EXERCISE DESCRIPTION: Look over the lines below. Report each one that includes the string "JSON".

◆ ◆ ◆ ◆ ◆

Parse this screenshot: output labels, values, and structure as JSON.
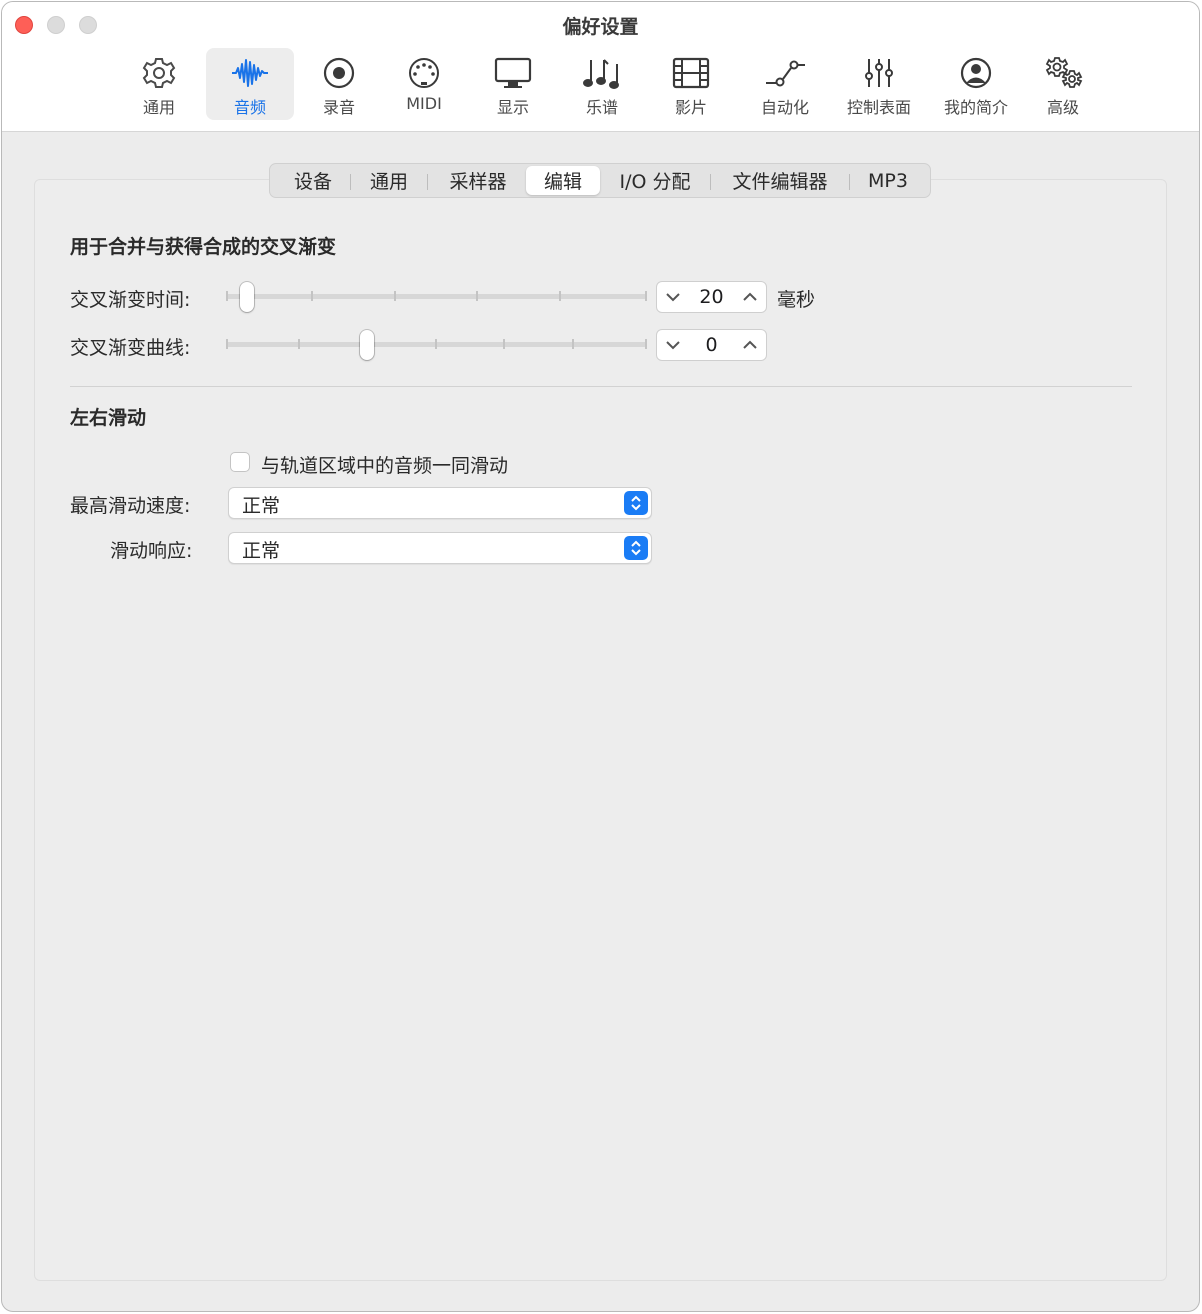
{
  "window": {
    "title": "偏好设置",
    "accent_color": "#1a73e8"
  },
  "toolbar": {
    "items": [
      {
        "label": "通用",
        "icon": "gear-icon"
      },
      {
        "label": "音频",
        "icon": "waveform-icon",
        "active": true
      },
      {
        "label": "录音",
        "icon": "record-icon"
      },
      {
        "label": "MIDI",
        "icon": "midi-connector-icon"
      },
      {
        "label": "显示",
        "icon": "monitor-icon"
      },
      {
        "label": "乐谱",
        "icon": "music-notes-icon"
      },
      {
        "label": "影片",
        "icon": "film-icon"
      },
      {
        "label": "自动化",
        "icon": "automation-curve-icon"
      },
      {
        "label": "控制表面",
        "icon": "faders-icon"
      },
      {
        "label": "我的简介",
        "icon": "person-circle-icon"
      },
      {
        "label": "高级",
        "icon": "gears-icon"
      }
    ]
  },
  "tabs": [
    "设备",
    "通用",
    "采样器",
    "编辑",
    "I/O 分配",
    "文件编辑器",
    "MP3"
  ],
  "active_tab": "编辑",
  "crossfade": {
    "title": "用于合并与获得合成的交叉渐变",
    "time_label": "交叉渐变时间:",
    "time_value": "20",
    "time_unit": "毫秒",
    "curve_label": "交叉渐变曲线:",
    "curve_value": "0"
  },
  "scrub": {
    "title": "左右滑动",
    "checkbox_label": "与轨道区域中的音频一同滑动",
    "checkbox_checked": false,
    "max_speed_label": "最高滑动速度:",
    "max_speed_value": "正常",
    "response_label": "滑动响应:",
    "response_value": "正常"
  }
}
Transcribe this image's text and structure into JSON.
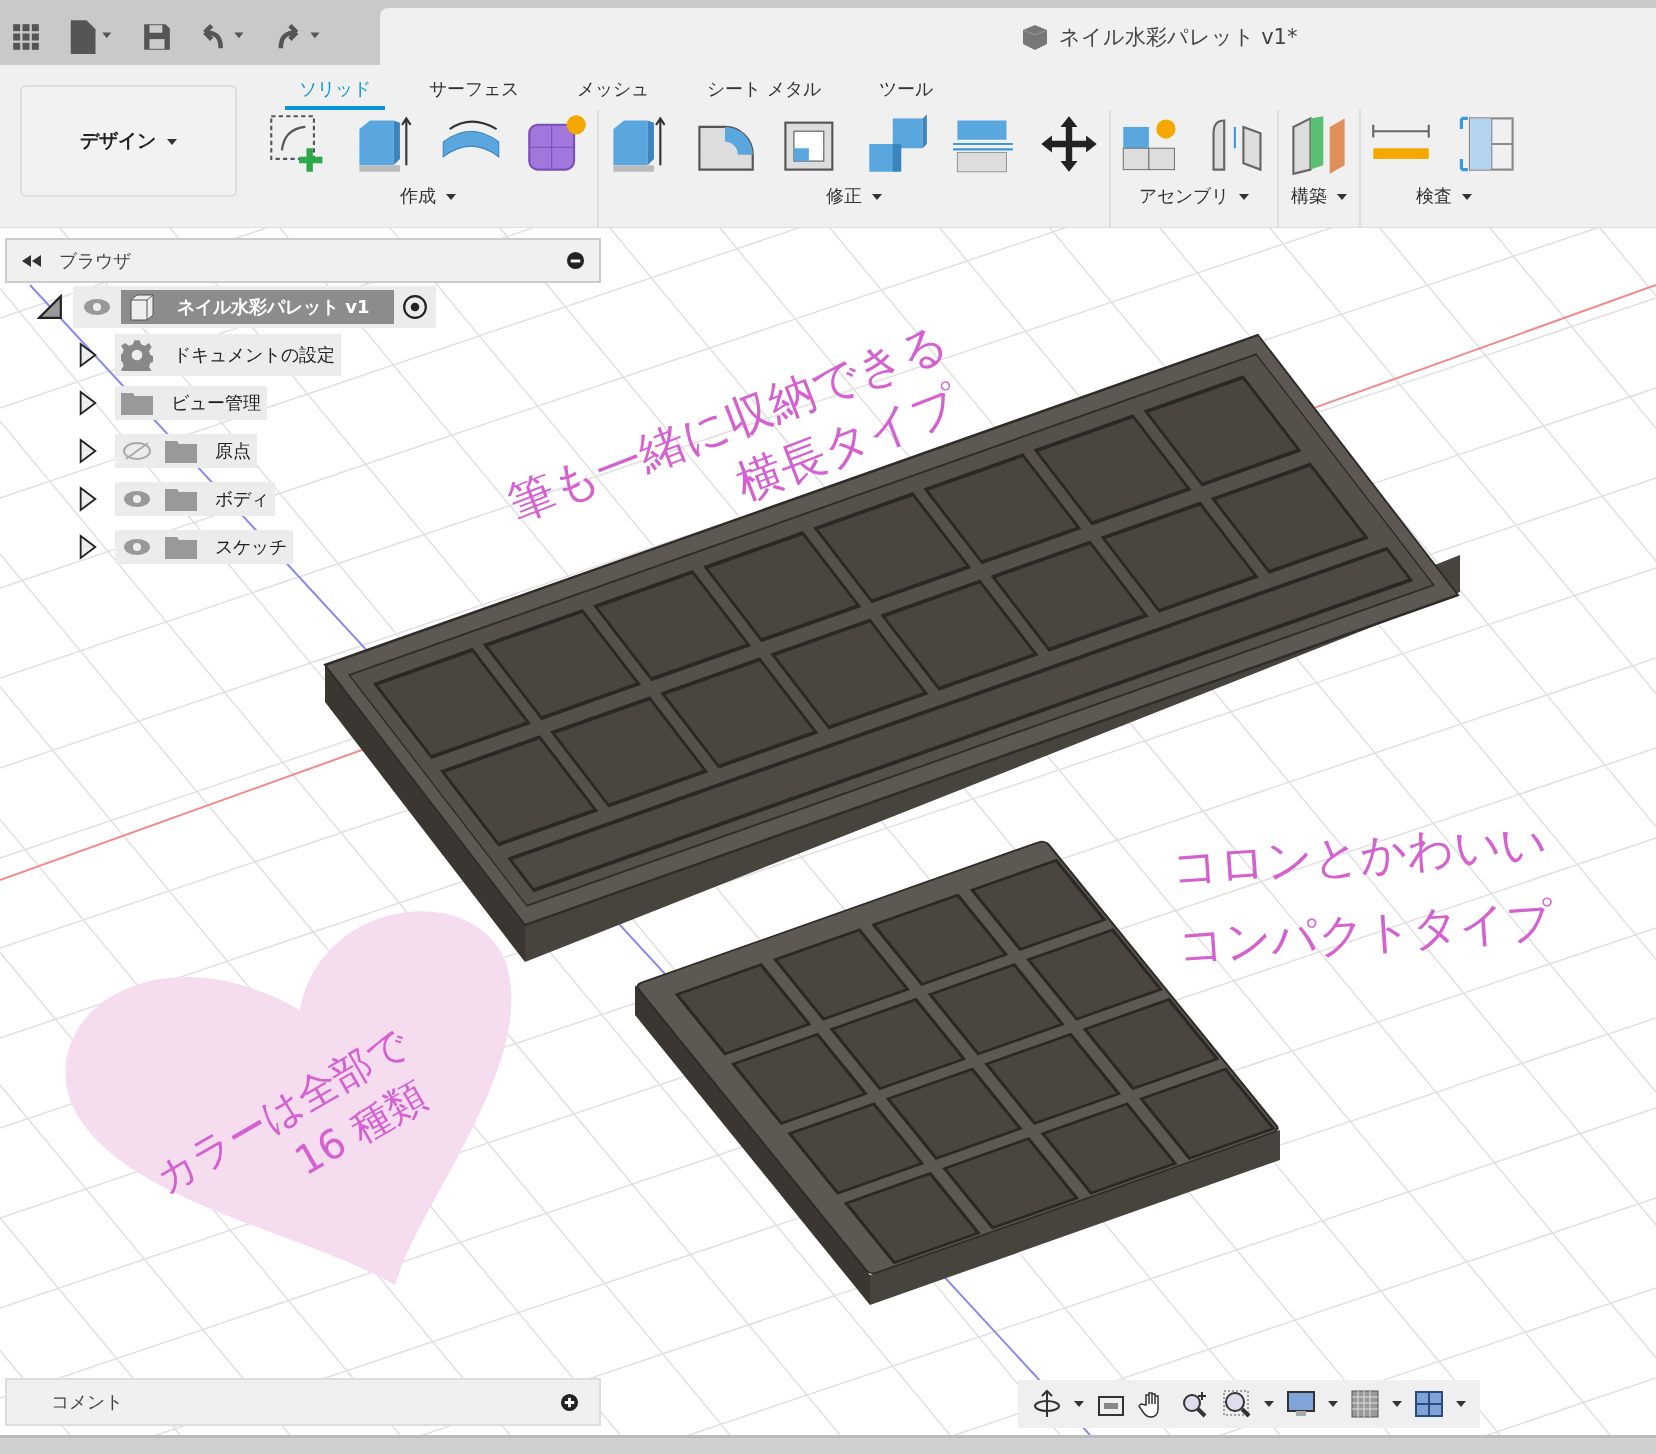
{
  "window": {
    "title": "ネイル水彩パレット v1*"
  },
  "workspace": {
    "label": "デザイン"
  },
  "tabs": [
    {
      "label": "ソリッド",
      "selected": true
    },
    {
      "label": "サーフェス",
      "selected": false
    },
    {
      "label": "メッシュ",
      "selected": false
    },
    {
      "label": "シート メタル",
      "selected": false
    },
    {
      "label": "ツール",
      "selected": false
    }
  ],
  "tool_groups": [
    {
      "label": "作成"
    },
    {
      "label": "修正"
    },
    {
      "label": "アセンブリ"
    },
    {
      "label": "構築"
    },
    {
      "label": "検査"
    }
  ],
  "browser": {
    "title": "ブラウザ",
    "tree": [
      {
        "label": "ネイル水彩パレット v1",
        "kind": "component",
        "visible": true,
        "expanded": true,
        "children": [
          {
            "label": "ドキュメントの設定",
            "kind": "settings",
            "expanded": false
          },
          {
            "label": "ビュー管理",
            "kind": "plain-folder",
            "expanded": false
          },
          {
            "label": "原点",
            "kind": "folder",
            "visible": false,
            "expanded": false
          },
          {
            "label": "ボディ",
            "kind": "folder",
            "visible": true,
            "expanded": false
          },
          {
            "label": "スケッチ",
            "kind": "folder",
            "visible": true,
            "expanded": false
          }
        ]
      }
    ]
  },
  "annotations": [
    {
      "kind": "text",
      "lines": [
        "筆も一緒に収納できる",
        "横長タイプ"
      ]
    },
    {
      "kind": "text",
      "lines": [
        "コロンとかわいい",
        "コンパクトタイプ"
      ]
    },
    {
      "kind": "heart",
      "lines": [
        "カラーは全部で",
        "16 種類"
      ]
    }
  ],
  "comments": {
    "title": "コメント"
  }
}
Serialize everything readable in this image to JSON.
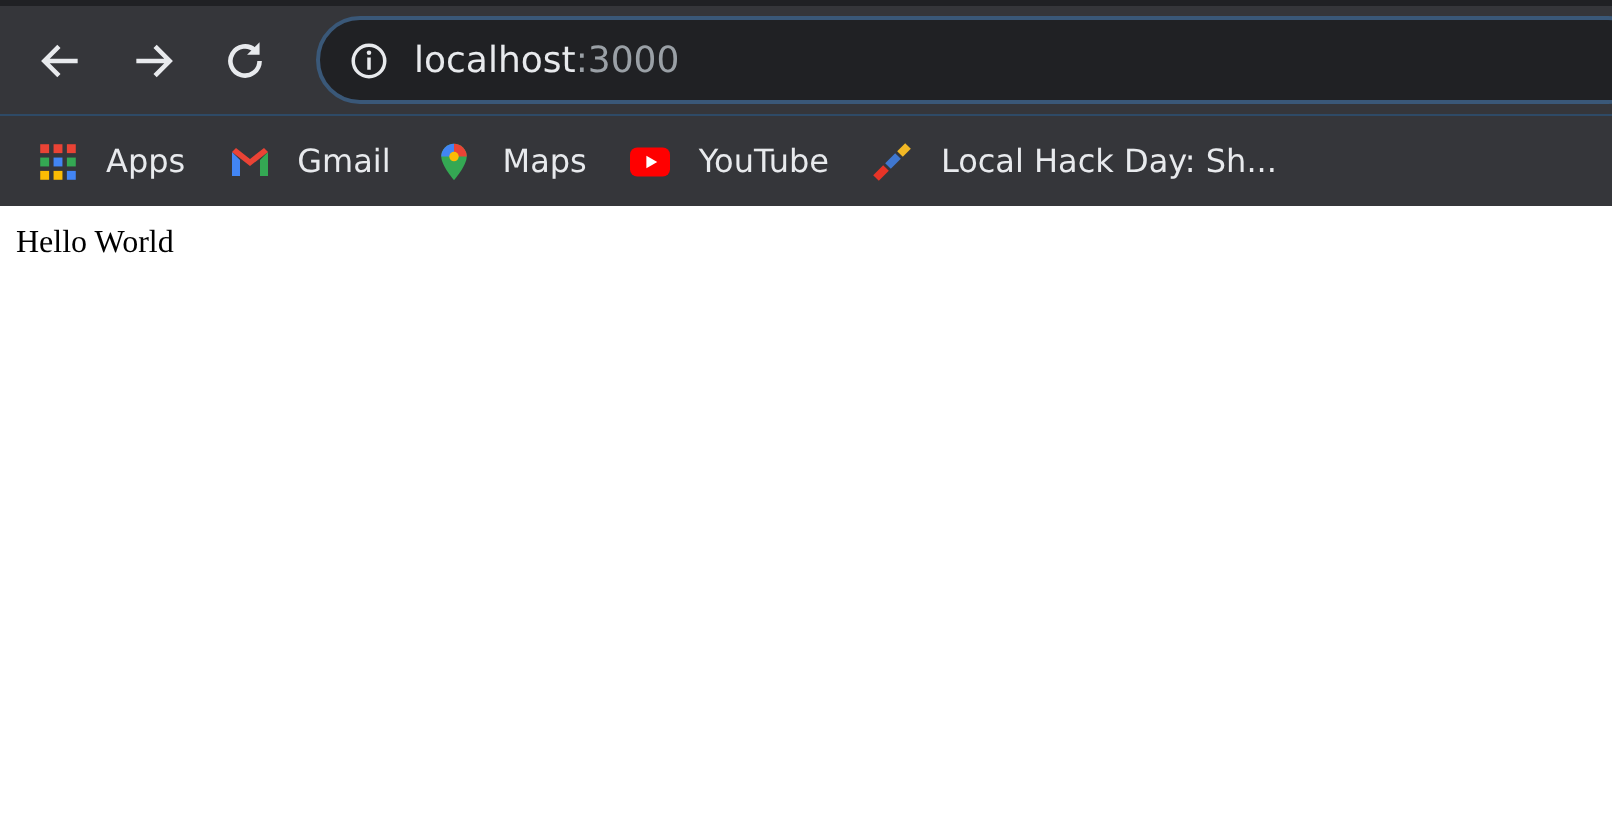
{
  "toolbar": {
    "address": {
      "host": "localhost",
      "port": ":3000"
    }
  },
  "bookmarks": [
    {
      "kind": "apps",
      "label": "Apps"
    },
    {
      "kind": "gmail",
      "label": "Gmail"
    },
    {
      "kind": "maps",
      "label": "Maps"
    },
    {
      "kind": "youtube",
      "label": "YouTube"
    },
    {
      "kind": "mlh",
      "label": "Local Hack Day: Sh..."
    }
  ],
  "page": {
    "text": "Hello World"
  }
}
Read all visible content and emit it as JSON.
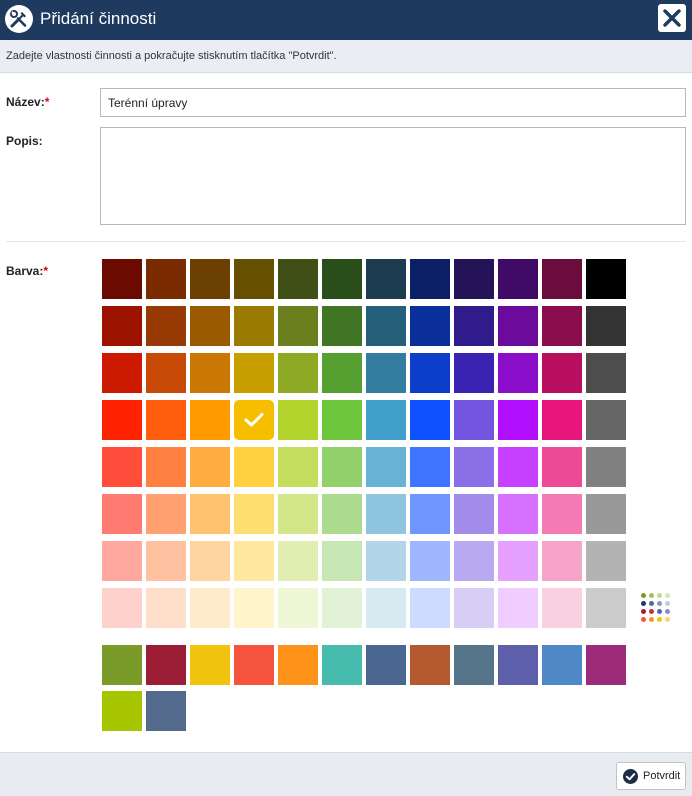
{
  "dialog": {
    "title": "Přidání činnosti",
    "info": "Zadejte vlastnosti činnosti a pokračujte stisknutím tlačítka \"Potvrdit\".",
    "title_icon": "tools-icon",
    "close_icon": "close-icon"
  },
  "form": {
    "name_label": "Název:",
    "name_value": "Terénní úpravy",
    "desc_label": "Popis:",
    "desc_value": "",
    "color_label": "Barva:",
    "required_mark": "*"
  },
  "palette": {
    "columns": 12,
    "rows": [
      [
        "#6b0a00",
        "#7a2b00",
        "#6b4000",
        "#665000",
        "#404f16",
        "#2a4e1a",
        "#1b3d4f",
        "#0a1f66",
        "#241457",
        "#400b66",
        "#6b0d3c",
        "#000000"
      ],
      [
        "#9c1400",
        "#973a04",
        "#9a5b00",
        "#9a7a00",
        "#6b7f1e",
        "#417626",
        "#25607a",
        "#0b2f9b",
        "#2f1c8a",
        "#6b0a9b",
        "#8a0e4e",
        "#333333"
      ],
      [
        "#cc1a00",
        "#c94a06",
        "#c97806",
        "#c7a000",
        "#8ea923",
        "#569f31",
        "#337d9e",
        "#0d3ec9",
        "#3a22b3",
        "#8a0dc9",
        "#b80f60",
        "#4d4d4d"
      ],
      [
        "#ff2200",
        "#ff5e0c",
        "#ff9a00",
        "#f5bf00",
        "#b3d42c",
        "#6ec63d",
        "#41a0c9",
        "#0f50ff",
        "#7355e0",
        "#b30fff",
        "#e8167c",
        "#666666"
      ],
      [
        "#ff4d3b",
        "#ff8040",
        "#ffad40",
        "#ffd040",
        "#c5dd5f",
        "#91d06a",
        "#68b3d5",
        "#3f74ff",
        "#8b6fe6",
        "#c540ff",
        "#ee4a97",
        "#808080"
      ],
      [
        "#ff7a70",
        "#ffa070",
        "#ffc36f",
        "#ffde70",
        "#d4e68a",
        "#acdb8f",
        "#8fc5de",
        "#6f96ff",
        "#a28ceb",
        "#d670ff",
        "#f37ab3",
        "#999999"
      ],
      [
        "#ffa89f",
        "#ffc19f",
        "#ffd59f",
        "#ffe99f",
        "#e2eeb1",
        "#c6e6b4",
        "#b2d6e7",
        "#9fb7ff",
        "#b9a9f0",
        "#e49fff",
        "#f6a4ca",
        "#b3b3b3"
      ],
      [
        "#ffd1cc",
        "#ffdfcc",
        "#ffeacc",
        "#fff4cc",
        "#eef6d6",
        "#e1f2d7",
        "#d6eaf2",
        "#ccdbff",
        "#d7cef6",
        "#f1ccff",
        "#fbd0e3",
        "#cccccc"
      ]
    ],
    "selected": [
      3,
      3
    ],
    "check_icon": "check-icon"
  },
  "recent_colors": [
    "#7a9a2a",
    "#9c1e36",
    "#f0c30f",
    "#f5533d",
    "#ff9319",
    "#47bbae",
    "#4a6791",
    "#b55a30",
    "#56748a",
    "#5e5faa",
    "#4f88c6",
    "#9c2b7a",
    "#a8c600",
    "#546a8c"
  ],
  "more_colors": {
    "icon": "color-grid-icon",
    "dots": [
      "#7a9a2a",
      "#a5c05a",
      "#c5d690",
      "#d8e3b8",
      "#1e3a5f",
      "#4f6b8f",
      "#8a9bb5",
      "#c2ccd8",
      "#9c1e36",
      "#c0304a",
      "#5e5faa",
      "#8a8ac8",
      "#f5533d",
      "#ff9319",
      "#f0c30f",
      "#ffd46e"
    ]
  },
  "footer": {
    "confirm_label": "Potvrdit",
    "confirm_icon": "check-circle-icon"
  }
}
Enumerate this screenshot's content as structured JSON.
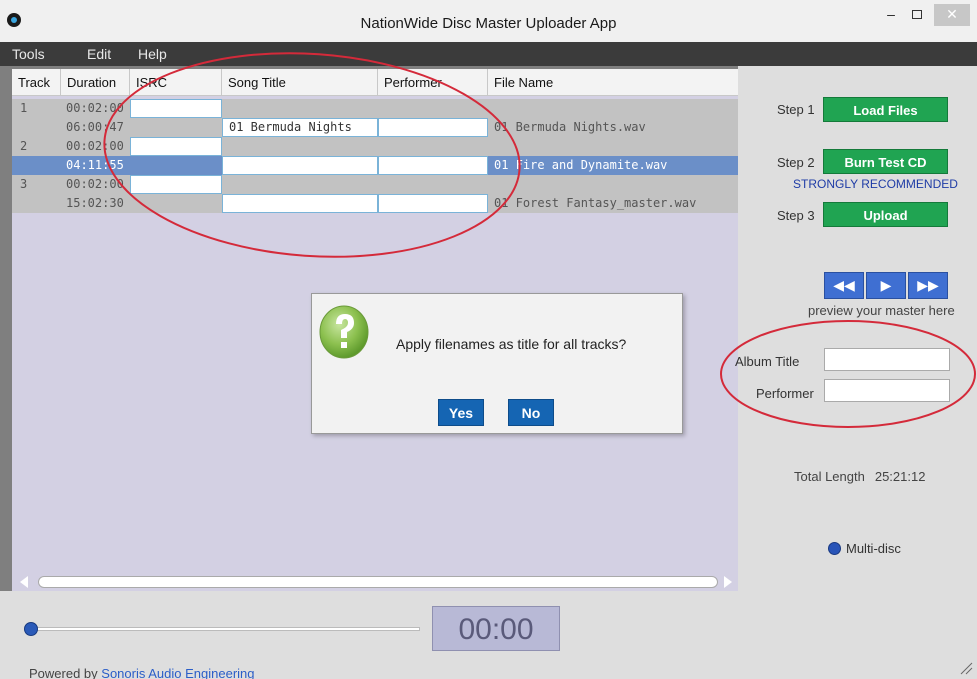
{
  "window": {
    "title": "NationWide Disc Master Uploader App",
    "minimize_glyph": "–",
    "close_glyph": "✕"
  },
  "menu": [
    "Tools",
    "Edit",
    "Help"
  ],
  "grid": {
    "columns": [
      "Track",
      "Duration",
      "ISRC",
      "Song Title",
      "Performer",
      "File Name"
    ],
    "rows": [
      {
        "track": "1",
        "duration": "00:02:00",
        "title": "",
        "file": "",
        "type": "gap"
      },
      {
        "track": "",
        "duration": "06:00:47",
        "title": "01 Bermuda Nights",
        "file": "01 Bermuda Nights.wav",
        "type": "song"
      },
      {
        "track": "2",
        "duration": "00:02:00",
        "title": "",
        "file": "",
        "type": "gap"
      },
      {
        "track": "",
        "duration": "04:11:55",
        "title": "",
        "file": "01 Fire and Dynamite.wav",
        "type": "song",
        "selected": true
      },
      {
        "track": "3",
        "duration": "00:02:00",
        "title": "",
        "file": "",
        "type": "gap"
      },
      {
        "track": "",
        "duration": "15:02:30",
        "title": "",
        "file": "01 Forest Fantasy_master.wav",
        "type": "song"
      }
    ]
  },
  "dialog": {
    "message": "Apply filenames as title for all tracks?",
    "yes_label": "Yes",
    "no_label": "No",
    "icon": "question-icon"
  },
  "steps": {
    "step1_label": "Step 1",
    "step1_button": "Load Files",
    "step2_label": "Step 2",
    "step2_button": "Burn Test CD",
    "recommendation": "STRONGLY RECOMMENDED",
    "step3_label": "Step 3",
    "step3_button": "Upload"
  },
  "transport": {
    "rewind": "◀◀",
    "play": "▶",
    "forward": "▶▶",
    "preview_text": "preview your master here"
  },
  "album": {
    "title_label": "Album Title",
    "title_value": "",
    "performer_label": "Performer",
    "performer_value": ""
  },
  "total": {
    "label": "Total Length",
    "value": "25:21:12"
  },
  "multidisc_label": "Multi-disc",
  "player": {
    "time": "00:00",
    "position": 0
  },
  "footer": {
    "powered_by": "Powered by",
    "link": "Sonoris Audio Engineering"
  },
  "colors": {
    "accent_green": "#20a452",
    "accent_blue": "#1565b3",
    "selection": "#6b8fc8",
    "annotation_red": "#d42a3a"
  }
}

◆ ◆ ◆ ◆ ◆

SOLUTION TO THIS TASK:
Parse this screenshot: output labels, values, and structure as JSON.
Transcribe this image's text and structure into JSON.
Serialize everything readable in this image to JSON.
Read all visible content and emit it as JSON.
Enumerate this screenshot's content as structured JSON.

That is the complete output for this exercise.